IN the fall of 1908 some attention was aroused in the press by a story to the effect that hunters had encountered in the state of California a tribe of Indians who were still in the stone age. The idea of a " wild" tribe in a thickly settled region like California was so novel that it served to awaken a very wide interest.
The occupation of California by the Americans is usually pictured as a peaceful transaction. We hear little of Indian wars in connection with this state. The California tribes pursued, as it happened, a more or less settled mode of life. Being non-migratory, they were peculiarly open to attack and reprisal for any resistance they could have offered to the American invasion. The influx of Americans moreover was on the whole so sudden and overwhelming that those Indian disturbances which did occur were soon forgotten. As a matter of fact, the white occupation here was accomplished by violence and bloodshed, and through armed conflict with the natives far and wide.

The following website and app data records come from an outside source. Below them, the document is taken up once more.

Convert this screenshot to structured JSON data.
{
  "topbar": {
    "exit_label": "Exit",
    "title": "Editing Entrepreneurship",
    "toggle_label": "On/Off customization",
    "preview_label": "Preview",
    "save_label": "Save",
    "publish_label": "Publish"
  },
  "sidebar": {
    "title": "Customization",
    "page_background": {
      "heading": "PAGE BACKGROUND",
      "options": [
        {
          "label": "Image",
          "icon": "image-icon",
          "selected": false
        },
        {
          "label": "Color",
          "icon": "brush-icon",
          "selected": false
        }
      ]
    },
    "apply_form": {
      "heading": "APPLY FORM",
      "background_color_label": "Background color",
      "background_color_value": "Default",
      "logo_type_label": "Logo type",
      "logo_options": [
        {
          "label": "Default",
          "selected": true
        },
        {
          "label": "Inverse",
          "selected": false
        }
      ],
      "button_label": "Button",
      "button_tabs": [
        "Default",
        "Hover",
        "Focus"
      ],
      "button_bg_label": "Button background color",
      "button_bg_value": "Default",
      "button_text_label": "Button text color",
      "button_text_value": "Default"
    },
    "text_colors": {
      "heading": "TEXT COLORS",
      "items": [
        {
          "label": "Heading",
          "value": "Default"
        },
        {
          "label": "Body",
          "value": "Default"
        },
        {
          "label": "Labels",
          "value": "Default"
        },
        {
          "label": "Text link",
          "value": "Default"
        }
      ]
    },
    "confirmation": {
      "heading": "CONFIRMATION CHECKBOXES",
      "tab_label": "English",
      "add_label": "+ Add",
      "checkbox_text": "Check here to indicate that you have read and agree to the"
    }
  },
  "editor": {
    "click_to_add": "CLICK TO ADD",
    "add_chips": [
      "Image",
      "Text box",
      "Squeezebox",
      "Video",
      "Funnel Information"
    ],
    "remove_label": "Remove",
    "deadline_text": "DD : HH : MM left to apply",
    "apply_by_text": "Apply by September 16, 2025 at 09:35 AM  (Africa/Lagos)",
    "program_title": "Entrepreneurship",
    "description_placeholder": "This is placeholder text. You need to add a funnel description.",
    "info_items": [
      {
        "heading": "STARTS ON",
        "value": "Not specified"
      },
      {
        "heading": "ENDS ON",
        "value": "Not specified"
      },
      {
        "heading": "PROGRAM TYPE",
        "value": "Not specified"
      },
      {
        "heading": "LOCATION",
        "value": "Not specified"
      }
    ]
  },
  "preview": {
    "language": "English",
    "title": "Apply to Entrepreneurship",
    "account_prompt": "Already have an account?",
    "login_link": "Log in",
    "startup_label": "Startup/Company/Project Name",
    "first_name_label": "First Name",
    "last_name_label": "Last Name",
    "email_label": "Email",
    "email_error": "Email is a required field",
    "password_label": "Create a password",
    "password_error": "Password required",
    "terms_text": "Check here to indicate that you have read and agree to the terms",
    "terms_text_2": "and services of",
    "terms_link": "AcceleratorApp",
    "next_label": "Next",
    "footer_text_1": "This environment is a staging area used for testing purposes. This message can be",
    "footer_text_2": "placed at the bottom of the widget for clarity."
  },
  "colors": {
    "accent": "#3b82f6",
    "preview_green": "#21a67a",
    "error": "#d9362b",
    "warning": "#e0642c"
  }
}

In the northeastern part of the Sacramento valley there lived a nation of Indians who were early driven into a vigorous hostility to the whites. They had already, from their friction with other tribes, developed some adeptness in raiding and thieving, and in a sort of guerilla warfare. The southern branch of the stock, calling themselves simply Yahi, or "people," and inhabiting a stretch of country immediately east of the Sacramento, kept the whites in a state of uncertainty for a considerably longer time. There is one relatively small region in particular which came to be specially identified with this small group of Indians. That is the country immediately about Mill Creek. In the course of their life in these canyons they developed an intense hatred and fear of the whites. They came to be hunted very much like wild animals. Accordingly they developed peculiar habits of visiting the valley in sudden forays, escaping instantly to the hills afterwards.
Between the years 1850 and 1865 this group was more or less under observation by the government. Rumors of battle, murder and sudden death came frequently from this region to the central authorities in San Francisco and Sacramento. On one or two occasions attempts were made by the War Department to apply the universal remedy for Indian troubles—removal to a reservation. The only book which deals exclusively with events in the Yahi region is a small but vivid volume written by R. A. Anderson, an actor in the events, and sometime sheriff of Butte County ("Fighting the Mill Creeks," Chico, Cal., 1909). This little book checks up with the records of the War Department. The "war" with this small tribe seems to be quite overlooked in the histories of California.
Of this "war", Anderson writes:
"During these years Indians were numerous. Those who infested the region where I lived were called Mill Creeks or Deer Creeks, the rough canyons of these two streams offering thousands of hiding places to these wild bands. During the winter of 1857 they caused much uneasiness among the settlers. Many raids were made into the valley, followed always by swift retreats into the hills. People were killed, dwellings burned, and stock driven off. These depredations occurred usually along the edge of the valley, but extended on some occasions as far as the Sacramento River. This state of things could not continue. The Indians, with the accustomed stealth of savages, always made their attacks unexpectedly. Since the settler could not guard against surprise, it was decided to retaliate by carrying the war into the Indians' own territory.
"Jack Spaulding, who claimed to have had experience in fighting the reds, organized a party of fifteen men for the purpose of following the marauders into the hills. Hi Good and myself were members of this party. We knew that to beat the savages we must outplay them at their own game . . . ."